Bleeding gums in pregnancy is a common complaint of pregnant moms. The reason bleeding gums in pregnancy is common is because more than likely your gums are swollen and more sensitive. Once you are pregnant hormones will cause your blood volume to increase by approximately 50%. This increased blood volume plays in part in why your gums are swollen and more sensitive.
Normal inflammation of the gums is called gingivitis. Swollen and bleeding gums in pregnancy is called pregnancy gingivitis. This will cause your gums to be more sensitive and irritable and thus more susceptible to bleeding.
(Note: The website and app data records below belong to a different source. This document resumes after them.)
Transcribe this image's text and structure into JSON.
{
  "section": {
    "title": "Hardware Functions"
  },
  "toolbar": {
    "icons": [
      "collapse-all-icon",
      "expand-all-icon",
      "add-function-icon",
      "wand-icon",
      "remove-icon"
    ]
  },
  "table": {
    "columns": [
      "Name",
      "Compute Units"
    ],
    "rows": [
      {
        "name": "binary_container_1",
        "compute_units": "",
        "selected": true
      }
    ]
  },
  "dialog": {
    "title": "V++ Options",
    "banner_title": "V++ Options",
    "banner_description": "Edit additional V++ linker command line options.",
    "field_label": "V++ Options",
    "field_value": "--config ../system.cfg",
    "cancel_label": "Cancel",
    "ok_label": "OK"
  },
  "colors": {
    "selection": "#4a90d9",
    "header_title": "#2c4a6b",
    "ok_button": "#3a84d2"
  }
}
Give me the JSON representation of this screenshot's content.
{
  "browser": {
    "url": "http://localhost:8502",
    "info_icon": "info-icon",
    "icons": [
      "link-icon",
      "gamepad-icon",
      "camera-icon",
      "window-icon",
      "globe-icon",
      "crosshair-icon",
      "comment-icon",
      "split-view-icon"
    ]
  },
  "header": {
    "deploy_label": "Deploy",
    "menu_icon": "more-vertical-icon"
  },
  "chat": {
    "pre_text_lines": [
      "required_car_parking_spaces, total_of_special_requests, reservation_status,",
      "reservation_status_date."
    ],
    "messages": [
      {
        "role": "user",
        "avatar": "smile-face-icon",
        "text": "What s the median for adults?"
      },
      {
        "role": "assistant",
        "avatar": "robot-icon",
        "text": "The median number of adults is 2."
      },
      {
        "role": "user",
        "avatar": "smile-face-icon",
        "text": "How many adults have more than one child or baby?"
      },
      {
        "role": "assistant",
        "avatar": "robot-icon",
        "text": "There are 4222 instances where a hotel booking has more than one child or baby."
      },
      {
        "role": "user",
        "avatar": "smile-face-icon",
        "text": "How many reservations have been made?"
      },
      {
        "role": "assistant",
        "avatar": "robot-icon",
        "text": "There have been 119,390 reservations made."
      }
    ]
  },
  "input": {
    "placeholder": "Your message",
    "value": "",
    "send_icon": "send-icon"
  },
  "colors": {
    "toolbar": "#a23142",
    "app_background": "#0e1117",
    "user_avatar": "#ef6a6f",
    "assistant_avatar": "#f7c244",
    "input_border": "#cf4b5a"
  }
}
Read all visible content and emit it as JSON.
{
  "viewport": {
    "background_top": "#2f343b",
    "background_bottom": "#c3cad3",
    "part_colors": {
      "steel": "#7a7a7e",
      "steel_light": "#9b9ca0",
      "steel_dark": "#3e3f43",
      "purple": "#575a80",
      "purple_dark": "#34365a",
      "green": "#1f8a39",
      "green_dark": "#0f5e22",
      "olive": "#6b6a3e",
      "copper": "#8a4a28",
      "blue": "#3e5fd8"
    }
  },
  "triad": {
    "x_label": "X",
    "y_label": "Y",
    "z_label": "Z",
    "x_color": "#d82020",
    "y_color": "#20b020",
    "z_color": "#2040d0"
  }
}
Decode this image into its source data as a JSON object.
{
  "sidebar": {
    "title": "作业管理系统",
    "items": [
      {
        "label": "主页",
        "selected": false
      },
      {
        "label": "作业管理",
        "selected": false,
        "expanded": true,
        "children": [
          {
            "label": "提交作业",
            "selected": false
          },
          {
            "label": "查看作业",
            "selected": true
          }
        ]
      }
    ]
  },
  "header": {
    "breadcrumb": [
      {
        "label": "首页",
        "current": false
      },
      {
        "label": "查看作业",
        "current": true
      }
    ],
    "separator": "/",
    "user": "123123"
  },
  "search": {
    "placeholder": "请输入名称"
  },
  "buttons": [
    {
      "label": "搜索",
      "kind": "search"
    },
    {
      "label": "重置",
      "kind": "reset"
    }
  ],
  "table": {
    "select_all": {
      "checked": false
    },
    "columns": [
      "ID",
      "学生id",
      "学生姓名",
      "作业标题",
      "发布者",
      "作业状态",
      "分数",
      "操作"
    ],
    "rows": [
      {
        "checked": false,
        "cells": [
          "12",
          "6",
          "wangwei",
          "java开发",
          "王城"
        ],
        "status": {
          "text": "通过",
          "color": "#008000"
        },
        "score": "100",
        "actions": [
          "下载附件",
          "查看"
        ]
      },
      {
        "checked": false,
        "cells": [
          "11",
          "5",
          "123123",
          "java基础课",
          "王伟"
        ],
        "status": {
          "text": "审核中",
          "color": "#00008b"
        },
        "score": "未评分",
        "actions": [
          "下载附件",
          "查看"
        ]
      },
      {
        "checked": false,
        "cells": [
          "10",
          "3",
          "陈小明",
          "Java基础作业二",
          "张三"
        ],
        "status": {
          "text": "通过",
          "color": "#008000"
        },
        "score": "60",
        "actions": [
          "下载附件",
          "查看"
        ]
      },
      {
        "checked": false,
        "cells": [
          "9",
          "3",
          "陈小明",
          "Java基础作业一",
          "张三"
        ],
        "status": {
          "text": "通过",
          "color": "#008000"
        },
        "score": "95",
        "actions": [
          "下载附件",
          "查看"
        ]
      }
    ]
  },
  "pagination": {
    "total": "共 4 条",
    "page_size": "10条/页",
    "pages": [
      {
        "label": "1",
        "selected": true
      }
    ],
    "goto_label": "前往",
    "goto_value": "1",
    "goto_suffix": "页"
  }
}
The hormonal changes also hinder the body’s normal response to the bacteria which causes periodontal infections. This makes it easier for plaque to build up on your teeth and makes you more susceptible to gingivitis. The severity of pregnancy gingivitis usually increases in the second trimester.
How can you manage bleeding gums in pregnancy?
Good dental care is essential during pregnancy. Brushing your teeth two or three times a day along with flossing is helpful. You may find that a softer toothbrush brings less irritation to your gums. You should also keep your scheduled professional cleanings and discuss any problems with your dentist.
If gingivitis is left unchecked it may lead to a more serious form of gum disease called periodontitis. Periodontitis during pregnancy increases the chance of preterm birth. The good news is that with good oral hygiene and routine professional cleanings, there should be nothing for you to worry about.
Here are a few things that you can do to manage swollen gums and have healthier oral hygiene:
- Have at least one oral checkup with your dentist during pregnancy
- Use a daily or periodic warm salt water rinse (1 teaspoon to 1 cup)
- Brush your teeth twice per day, especially after vomiting from morning sickness
- Practice good nutrition
Your gums usually return to normal following the delivery of your baby. The bleeding and sensitivity should diminish. If swelling and irritation continue after delivery or get worse during your pregnancy, contact your dentist.
Compiled using information from the following source:
Mayo Clinic Guide To A Healthy Pregnancy Harms, Roger W., M.D., et al, Part 3.
American Pregnancy Association, http://www.americanpregnancy.org